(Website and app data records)
________________________

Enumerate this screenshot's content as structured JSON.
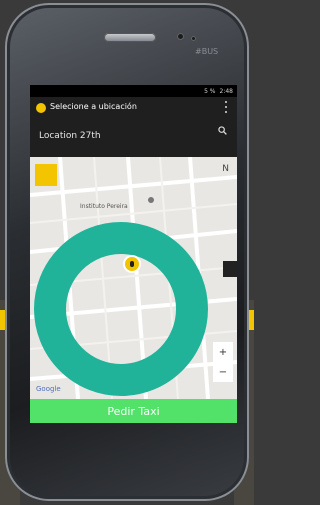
{
  "device": {
    "brand_text": "#BUS"
  },
  "status_bar": {
    "left_text": "5 %",
    "right_text": "2:48"
  },
  "app_bar": {
    "title": "Selecione a ubicación",
    "address": "Location 27th"
  },
  "map": {
    "poi_label": "Instituto Pereira",
    "compass_text": "N",
    "zoom_in": "+",
    "zoom_out": "−",
    "attribution": "Google"
  },
  "cta": {
    "label": "Pedir Taxi"
  },
  "colors": {
    "accent_yellow": "#f2c500",
    "ring_teal": "#21b39a",
    "cta_green": "#52e269",
    "app_bar": "#1f1f1f"
  }
}
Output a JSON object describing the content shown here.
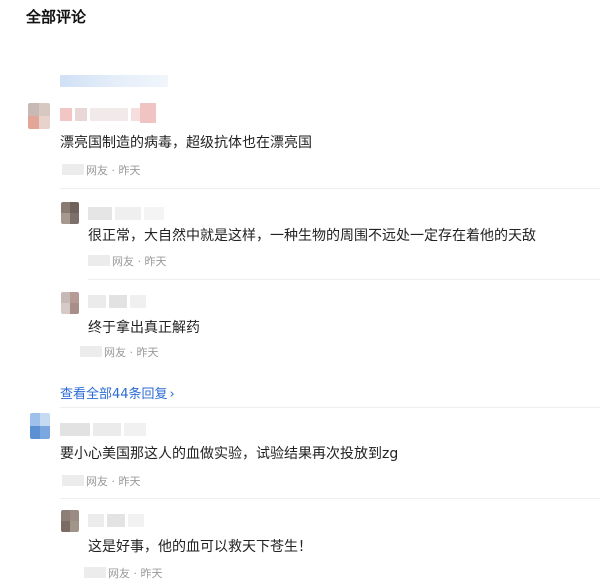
{
  "header": {
    "title": "全部评论"
  },
  "comments": [
    {
      "text": "漂亮国制造的病毒，超级抗体也在漂亮国",
      "source": "网友",
      "separator": "·",
      "time": "昨天"
    },
    {
      "text": "要小心美国那这人的血做实验，试验结果再次投放到zg",
      "source": "网友",
      "separator": "·",
      "time": "昨天"
    }
  ],
  "replies": [
    {
      "text": "很正常，大自然中就是这样，一种生物的周围不远处一定存在着他的天敌",
      "source": "网友",
      "separator": "·",
      "time": "昨天"
    },
    {
      "text": "终于拿出真正解药",
      "source": "网友",
      "separator": "·",
      "time": "昨天"
    },
    {
      "text": "这是好事，他的血可以救天下苍生！",
      "source": "网友",
      "separator": "·",
      "time": "昨天"
    }
  ],
  "view_all_replies": {
    "label": "查看全部44条回复",
    "chevron": "›"
  },
  "accent_color": "#2b6bd6"
}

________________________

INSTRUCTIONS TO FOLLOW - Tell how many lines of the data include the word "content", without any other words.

RESULT - 2